Figure 2. Registration pipeline (phase 1). The iterative process of registering a small histological slide to the corresponding block-face photograph. The Modality-Independent Neighbourhood Descriptor (MIND)8 is a vector that represents the local self-similarity of an image at each point. By calculating the MIND-representation of the images, it is possible to quantify their similarity by taking the Euclidean distance of MIND vectors, regardless of contrast differences. A deformation field is initialised for the histology image, and updated in a Gauss–Newton optimisation framework until images are maximally similar. The smoothness of the transformation is enforced by diffusion regularisation9.

Figure 3. Registration pipeline (phase 2). Registering a tissue block photograph to the corresponding brain slice photograph requires initialisation, which is supplied by an additional photograph, that was taken after the excision of one or more tissue blocks. Blue backgrounds are removed from the photographs using k-means classification by hue. The binary difference is calculated between the intact and the cut-out slice photograph to identify possible insertion sites, labelled as independent components. The centre of each site is used to initialise an affine registration between the images. The final result is chosen on the basis of minimal cost function value.
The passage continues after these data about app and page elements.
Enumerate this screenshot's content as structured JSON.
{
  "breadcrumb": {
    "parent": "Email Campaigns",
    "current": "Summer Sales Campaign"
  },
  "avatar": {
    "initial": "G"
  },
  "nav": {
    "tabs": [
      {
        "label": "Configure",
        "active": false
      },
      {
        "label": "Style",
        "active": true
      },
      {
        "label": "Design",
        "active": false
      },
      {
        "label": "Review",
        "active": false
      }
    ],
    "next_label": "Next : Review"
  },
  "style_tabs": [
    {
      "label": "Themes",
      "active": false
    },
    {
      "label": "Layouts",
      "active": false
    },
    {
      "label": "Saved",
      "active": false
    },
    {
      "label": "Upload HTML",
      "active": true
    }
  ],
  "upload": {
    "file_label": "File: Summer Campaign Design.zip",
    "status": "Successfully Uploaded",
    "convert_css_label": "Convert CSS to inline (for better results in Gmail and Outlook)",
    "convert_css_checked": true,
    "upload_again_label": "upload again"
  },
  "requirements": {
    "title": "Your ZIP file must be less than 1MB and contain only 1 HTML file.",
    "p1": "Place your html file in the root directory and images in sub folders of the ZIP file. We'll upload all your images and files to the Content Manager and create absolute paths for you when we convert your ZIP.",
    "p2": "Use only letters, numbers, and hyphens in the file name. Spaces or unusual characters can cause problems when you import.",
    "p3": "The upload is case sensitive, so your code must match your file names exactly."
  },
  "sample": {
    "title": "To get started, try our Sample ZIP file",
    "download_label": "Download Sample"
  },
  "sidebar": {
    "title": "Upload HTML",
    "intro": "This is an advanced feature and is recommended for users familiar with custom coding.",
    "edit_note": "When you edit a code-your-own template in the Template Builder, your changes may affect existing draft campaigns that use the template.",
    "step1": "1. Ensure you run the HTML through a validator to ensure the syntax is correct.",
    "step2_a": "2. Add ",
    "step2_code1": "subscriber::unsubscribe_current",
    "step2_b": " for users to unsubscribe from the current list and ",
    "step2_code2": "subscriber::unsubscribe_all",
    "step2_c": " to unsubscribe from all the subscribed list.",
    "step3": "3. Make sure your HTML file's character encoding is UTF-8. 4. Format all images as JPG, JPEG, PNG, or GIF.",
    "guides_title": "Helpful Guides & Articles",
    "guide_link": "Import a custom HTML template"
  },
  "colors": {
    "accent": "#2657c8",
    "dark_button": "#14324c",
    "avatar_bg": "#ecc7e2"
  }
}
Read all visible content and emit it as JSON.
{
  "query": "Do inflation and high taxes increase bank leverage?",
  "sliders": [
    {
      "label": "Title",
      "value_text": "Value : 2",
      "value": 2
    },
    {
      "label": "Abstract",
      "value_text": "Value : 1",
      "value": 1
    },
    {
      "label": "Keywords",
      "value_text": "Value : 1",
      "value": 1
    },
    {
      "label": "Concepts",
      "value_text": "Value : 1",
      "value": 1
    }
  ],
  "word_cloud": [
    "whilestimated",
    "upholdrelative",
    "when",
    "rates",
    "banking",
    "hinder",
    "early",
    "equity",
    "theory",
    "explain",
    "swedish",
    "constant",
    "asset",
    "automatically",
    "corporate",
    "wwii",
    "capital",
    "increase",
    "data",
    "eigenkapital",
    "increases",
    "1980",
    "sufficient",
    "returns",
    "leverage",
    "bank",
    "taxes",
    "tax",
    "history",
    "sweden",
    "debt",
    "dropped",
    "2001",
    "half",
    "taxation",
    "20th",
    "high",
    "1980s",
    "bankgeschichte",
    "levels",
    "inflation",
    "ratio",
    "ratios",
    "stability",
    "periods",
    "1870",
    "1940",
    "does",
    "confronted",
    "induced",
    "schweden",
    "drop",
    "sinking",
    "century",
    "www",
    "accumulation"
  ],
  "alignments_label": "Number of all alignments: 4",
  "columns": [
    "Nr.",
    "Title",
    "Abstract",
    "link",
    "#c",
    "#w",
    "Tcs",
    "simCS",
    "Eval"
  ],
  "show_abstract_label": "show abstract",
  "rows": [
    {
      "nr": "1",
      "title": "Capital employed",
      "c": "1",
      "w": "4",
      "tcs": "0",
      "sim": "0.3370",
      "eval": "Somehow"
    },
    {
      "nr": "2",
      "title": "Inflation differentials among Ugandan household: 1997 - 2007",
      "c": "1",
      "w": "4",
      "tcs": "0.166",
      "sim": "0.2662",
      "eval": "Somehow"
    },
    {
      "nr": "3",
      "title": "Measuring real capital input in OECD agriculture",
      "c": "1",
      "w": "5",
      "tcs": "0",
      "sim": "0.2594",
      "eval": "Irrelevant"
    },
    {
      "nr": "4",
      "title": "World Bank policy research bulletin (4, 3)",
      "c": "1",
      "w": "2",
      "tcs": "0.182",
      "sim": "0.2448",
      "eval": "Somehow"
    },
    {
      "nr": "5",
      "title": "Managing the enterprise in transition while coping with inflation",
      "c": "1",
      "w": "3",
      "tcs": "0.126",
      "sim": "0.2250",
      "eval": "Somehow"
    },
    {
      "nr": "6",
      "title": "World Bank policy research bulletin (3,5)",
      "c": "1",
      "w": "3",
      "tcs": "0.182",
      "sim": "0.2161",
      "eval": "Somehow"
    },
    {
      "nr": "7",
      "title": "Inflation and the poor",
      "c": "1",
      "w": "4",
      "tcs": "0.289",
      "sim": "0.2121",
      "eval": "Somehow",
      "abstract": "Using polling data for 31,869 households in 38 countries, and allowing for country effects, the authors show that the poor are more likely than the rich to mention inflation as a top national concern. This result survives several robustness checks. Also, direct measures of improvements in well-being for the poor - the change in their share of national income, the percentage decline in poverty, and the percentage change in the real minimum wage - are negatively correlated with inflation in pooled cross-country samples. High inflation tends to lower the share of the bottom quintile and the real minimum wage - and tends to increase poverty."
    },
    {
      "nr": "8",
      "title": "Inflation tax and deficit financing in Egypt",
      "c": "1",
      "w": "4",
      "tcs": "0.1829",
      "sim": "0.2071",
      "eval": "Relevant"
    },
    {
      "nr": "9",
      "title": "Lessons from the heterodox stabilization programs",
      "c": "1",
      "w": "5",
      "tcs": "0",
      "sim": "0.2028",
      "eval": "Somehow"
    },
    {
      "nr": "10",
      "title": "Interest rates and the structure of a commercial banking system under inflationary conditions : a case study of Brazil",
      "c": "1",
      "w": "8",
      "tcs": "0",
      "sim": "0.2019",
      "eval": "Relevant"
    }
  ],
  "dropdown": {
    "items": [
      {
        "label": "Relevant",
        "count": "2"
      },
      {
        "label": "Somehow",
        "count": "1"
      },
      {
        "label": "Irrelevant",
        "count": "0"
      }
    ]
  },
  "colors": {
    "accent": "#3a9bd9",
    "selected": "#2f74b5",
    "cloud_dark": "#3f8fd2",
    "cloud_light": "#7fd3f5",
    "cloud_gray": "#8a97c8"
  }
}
Figure 4. Registration pipeline (phase 3); results on simulated slices. (A) Finding best affine alignment. The brain slice photograph is initialised in the coronal plane at 5 equidistant points within a 2-cm wide search range. At each point, the xz-scale, xz-translation and y-rotation parameters are optimised first, followed by the xz-rotation and y-translation. (B) A deformation field is defined over the image domain using 32-128 control points and interpolation by radial basis functions. Deformations are first restricted to the orthogonal direction, later allowed in all three dimensions. (C-D) Evolution of the registration error after affine/orthogonal/free-form registration using simulated coronal/oblique/quadratic slices.

Figure 5. Representative slice-to-volume registration results obtained with real images. (A) Coronal brain slice photograph. (B) Result of slice-to-volume registration of (A) using 32 control points. (C) Orthogonal displacement map based on the optimised transformation parameters. The “measured” curvature of the cut surface falls in the robust range of phase 3 registration (<3mm, based on simulation), where sub-voxel (<0.5mm) precision can be expected. (D) Jacobian map of in-plane deformations during slice-to-volume registration (<1: local shrinkage, >1: local dilation). (E) Registered histological image overlaid on MRI. The alignment between the grey matter boundary (dashed line) and the histology is highly accurate.

Proc. Intl. Soc. Mag. Reson. Med. 27 (2019)